After you move from the scholarly western suburbs of Boston to the coast of Southwest Florida, a few things may unsettle you at first.
There are, of course, the gap-toothed guys driving around in pickup trucks flying Confederate flags.
You realize that news reports about Florida Man or Florida Woman—a recent form of Homo sapiens—now come out of your own fair state. You know Florida Man, of course you do. “Florida man assaults wife with machete for buying toilet paper at Walmart.” Only in Florida, you think.
Groceries are surprisingly pricey here. The ice cream truck plays Christmas carols, year round. The sun sets into the ocean. Given the FCAT scores, you wonder if kids here ever go to college.
You suspect they might not even have libraries in this neck of the woods.
Up north, you’ve spent hours in the cool solitude of brick-bound establishments that have either presided over their community since the nineteenth century or been built to look as if they have.
Your first library was in the heart of the tree-lined colonial streets of Concord, Mass. The Concord Free Public Library’s Victorian Gothic spire first rose at the base of a triangle of land bisecting Main Street and Sudbury Road in 1873–to be rivaled in grandeur only by the Massachusetts State Reformatory up the road. Over the years it evolved into a Greek revival temple with columns bracketing the front entrance and wings on both sides. You remember the way it smelled and felt, its Children’s Room with a fully furnished and lighted Victorian dollhouse, three hours curled up devouring its entire Bobbsey Twins collection. There, you came to love the rich, musty smell of library books; the satisfying crinkle of the plastic covers taped over dust jackets with ribbed transparent tape; the list of purple stamps on each book’s unique card, which told you who had read the book before you and how long it had taken them to read it.
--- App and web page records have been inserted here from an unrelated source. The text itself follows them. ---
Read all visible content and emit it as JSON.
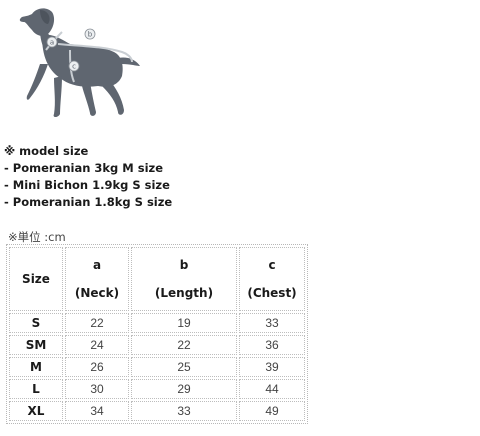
{
  "illustration": {
    "markers": [
      "a",
      "b",
      "c"
    ],
    "colors": {
      "dog": "#5f6670",
      "outline": "#c9ced3"
    }
  },
  "model_notes": {
    "title": "※ model size",
    "lines": [
      "- Pomeranian 3kg  M size",
      "- Mini Bichon 1.9kg  S size",
      "- Pomeranian 1.8kg  S size"
    ]
  },
  "unit_label": "※単位 :cm",
  "size_table": {
    "header": {
      "size": "Size",
      "a_letter": "a",
      "a_name": "(Neck)",
      "b_letter": "b",
      "b_name": "(Length)",
      "c_letter": "c",
      "c_name": "(Chest)"
    },
    "rows": [
      {
        "size": "S",
        "neck": "22",
        "length": "19",
        "chest": "33"
      },
      {
        "size": "SM",
        "neck": "24",
        "length": "22",
        "chest": "36"
      },
      {
        "size": "M",
        "neck": "26",
        "length": "25",
        "chest": "39"
      },
      {
        "size": "L",
        "neck": "30",
        "length": "29",
        "chest": "44"
      },
      {
        "size": "XL",
        "neck": "34",
        "length": "33",
        "chest": "49"
      }
    ]
  }
}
Your last library in the Northeast was the Beverly Farms branch library, renovated to emulate the brick-bound dignity of a place like the Concord Free Public. By that time, you could search for and reserve books online, looking forward to their arrival like Amazon packages. Except … they were free!
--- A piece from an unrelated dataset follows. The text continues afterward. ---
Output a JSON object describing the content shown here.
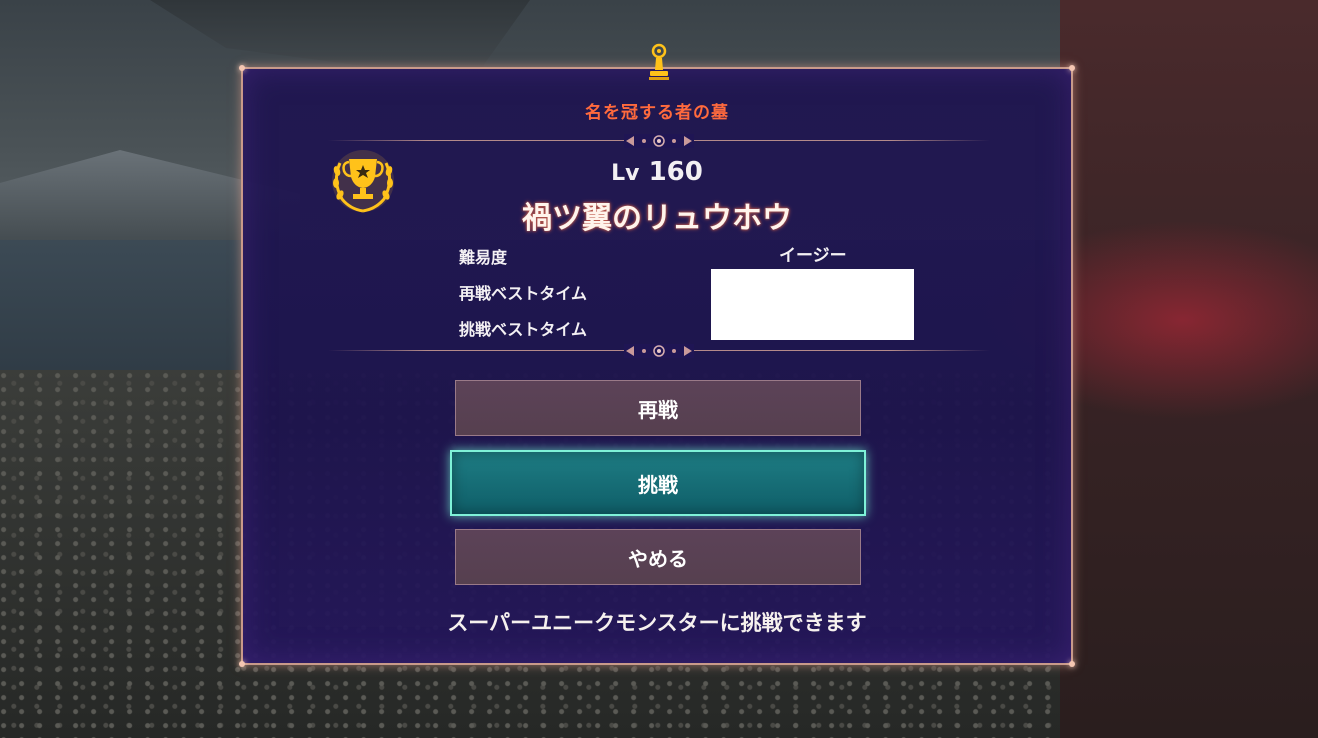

It seemed too much to expect such amenities on the Southwest Florida frontier.
But the Mid-Country Regional Library up the Tamiami Trail has all that and more, suddenly making you feel at home. Instead of manila cards, books now have printout due-date slips tucked into the envelope in their inside back cover. The building is clearly modern, not Greek revival. But as long as you can electronically seek, reserve, look forward to, hold, smell, and crinkle a library book here, for free, all’s well.
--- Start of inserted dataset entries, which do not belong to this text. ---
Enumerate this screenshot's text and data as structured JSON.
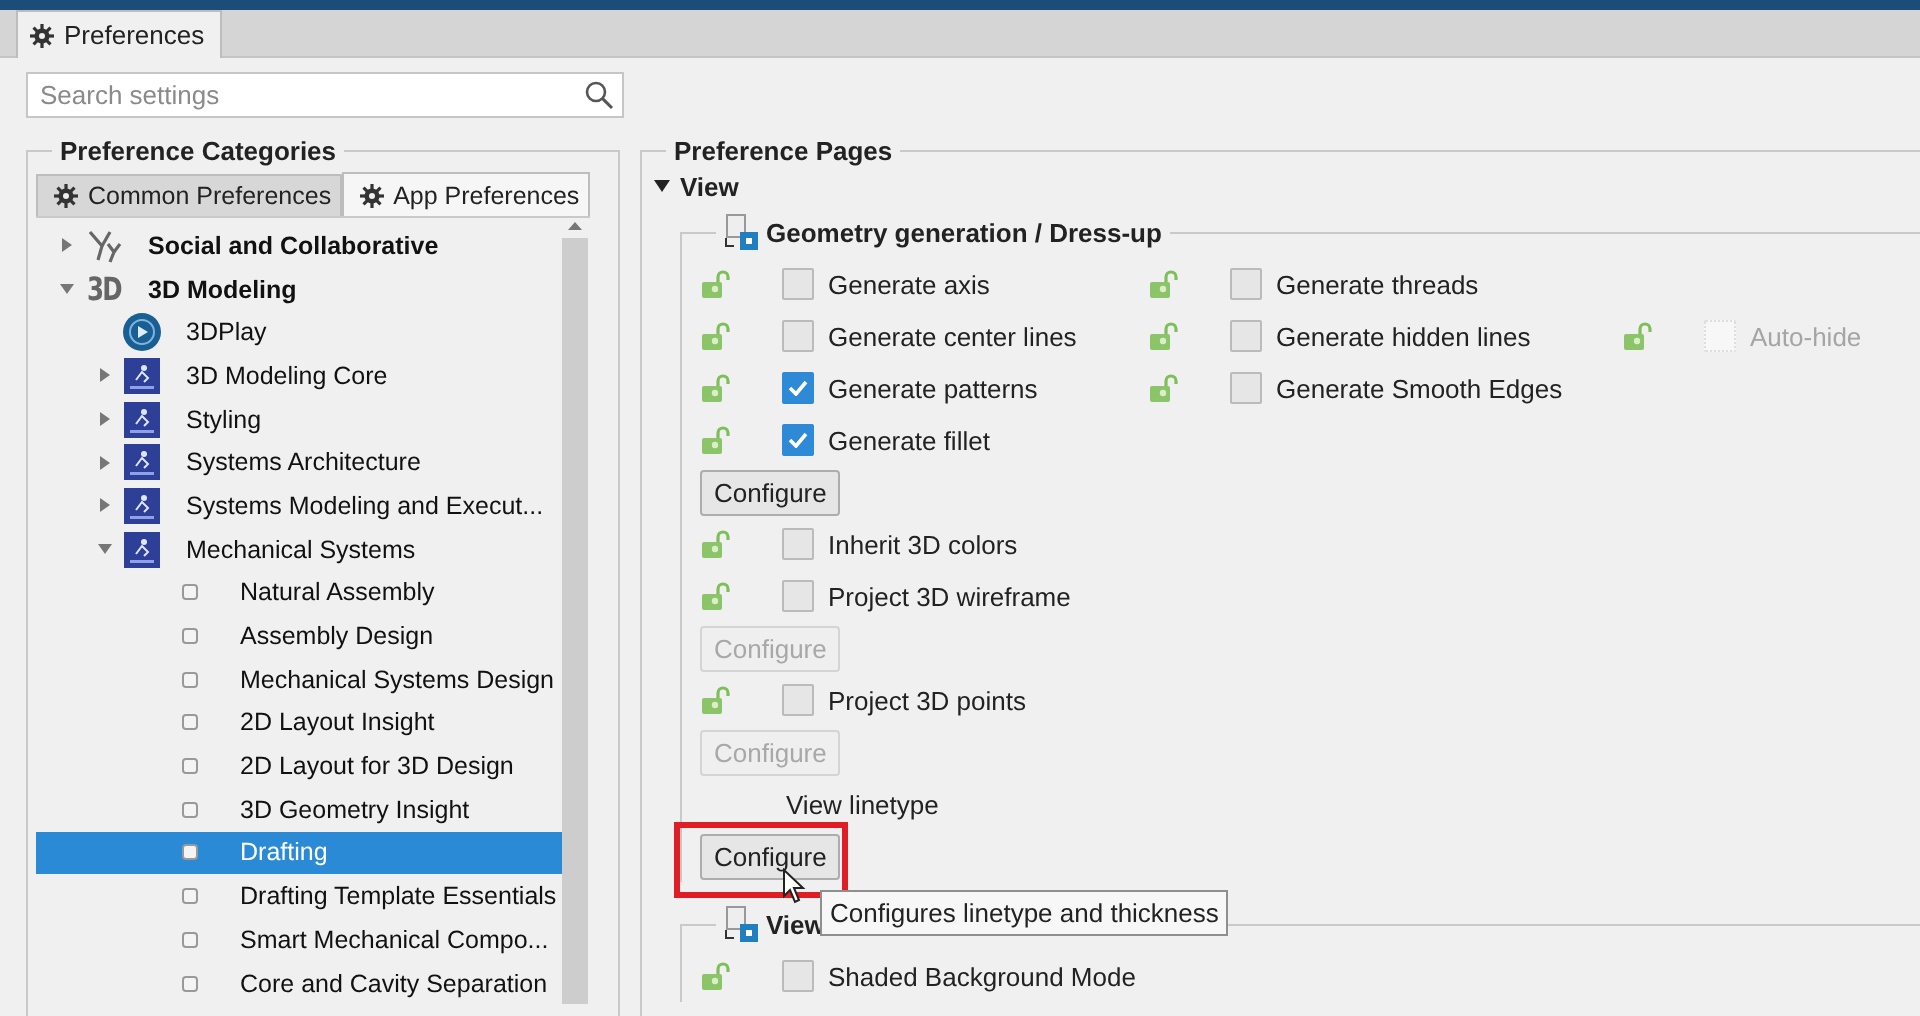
{
  "window": {
    "tab": "Preferences"
  },
  "search": {
    "placeholder": "Search settings"
  },
  "categories": {
    "title": "Preference Categories",
    "tabs": [
      {
        "label": "Common Preferences",
        "selected": false
      },
      {
        "label": "App Preferences",
        "selected": true
      }
    ],
    "tree": [
      {
        "label": "Social and Collaborative",
        "kind": "social",
        "expanded": false,
        "selected": false
      },
      {
        "label": "3D Modeling",
        "kind": "brand",
        "badge": "3D",
        "expanded": true,
        "selected": false,
        "children": [
          {
            "label": "3DPlay",
            "kind": "globe",
            "selected": false
          },
          {
            "label": "3D Modeling Core",
            "kind": "app",
            "expanded": false,
            "selected": false
          },
          {
            "label": "Styling",
            "kind": "app",
            "expanded": false,
            "selected": false
          },
          {
            "label": "Systems Architecture",
            "kind": "app",
            "expanded": false,
            "selected": false
          },
          {
            "label": "Systems Modeling and Execut...",
            "kind": "app",
            "expanded": false,
            "selected": false
          },
          {
            "label": "Mechanical Systems",
            "kind": "app",
            "expanded": true,
            "selected": false,
            "children": [
              {
                "label": "Natural Assembly",
                "kind": "page",
                "selected": false
              },
              {
                "label": "Assembly Design",
                "kind": "page",
                "selected": false
              },
              {
                "label": "Mechanical Systems Design",
                "kind": "page",
                "selected": false
              },
              {
                "label": "2D Layout Insight",
                "kind": "page",
                "selected": false
              },
              {
                "label": "2D Layout for 3D Design",
                "kind": "page",
                "selected": false
              },
              {
                "label": "3D Geometry Insight",
                "kind": "page",
                "selected": false
              },
              {
                "label": "Drafting",
                "kind": "page",
                "selected": true
              },
              {
                "label": "Drafting Template Essentials",
                "kind": "page",
                "selected": false
              },
              {
                "label": "Smart Mechanical Compo...",
                "kind": "page",
                "selected": false
              },
              {
                "label": "Core and Cavity Separation",
                "kind": "page",
                "selected": false
              }
            ]
          }
        ]
      }
    ]
  },
  "pages": {
    "title": "Preference Pages",
    "section": {
      "label": "View",
      "expanded": true
    },
    "groups": [
      {
        "title": "Geometry generation / Dress-up",
        "rows": [
          {
            "kind": "checks",
            "items": [
              {
                "label": "Generate axis",
                "checked": false,
                "disabled": false
              },
              {
                "label": "Generate threads",
                "checked": false,
                "disabled": false
              }
            ]
          },
          {
            "kind": "checks",
            "items": [
              {
                "label": "Generate center lines",
                "checked": false,
                "disabled": false
              },
              {
                "label": "Generate hidden lines",
                "checked": false,
                "disabled": false
              },
              {
                "label": "Auto-hide",
                "checked": false,
                "disabled": true
              }
            ]
          },
          {
            "kind": "checks",
            "items": [
              {
                "label": "Generate patterns",
                "checked": true,
                "disabled": false
              },
              {
                "label": "Generate Smooth Edges",
                "checked": false,
                "disabled": false
              }
            ]
          },
          {
            "kind": "checks",
            "items": [
              {
                "label": "Generate fillet",
                "checked": true,
                "disabled": false
              }
            ]
          },
          {
            "kind": "button",
            "label": "Configure",
            "disabled": false,
            "highlighted": false
          },
          {
            "kind": "checks",
            "items": [
              {
                "label": "Inherit 3D colors",
                "checked": false,
                "disabled": false
              }
            ]
          },
          {
            "kind": "checks",
            "items": [
              {
                "label": "Project 3D wireframe",
                "checked": false,
                "disabled": false
              }
            ]
          },
          {
            "kind": "button",
            "label": "Configure",
            "disabled": true,
            "highlighted": false
          },
          {
            "kind": "checks",
            "items": [
              {
                "label": "Project 3D points",
                "checked": false,
                "disabled": false
              }
            ]
          },
          {
            "kind": "button",
            "label": "Configure",
            "disabled": true,
            "highlighted": false
          },
          {
            "kind": "label",
            "text": "View linetype"
          },
          {
            "kind": "button",
            "label": "Configure",
            "disabled": false,
            "highlighted": true,
            "tooltip": "Configures linetype and thickness"
          }
        ]
      },
      {
        "title": "View",
        "rows": [
          {
            "kind": "checks",
            "items": [
              {
                "label": "Shaded Background Mode",
                "checked": false,
                "disabled": false
              }
            ]
          }
        ]
      }
    ]
  }
}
They’re a bit more stern about late fines here, but I guess they have to be, with Florida Man and all.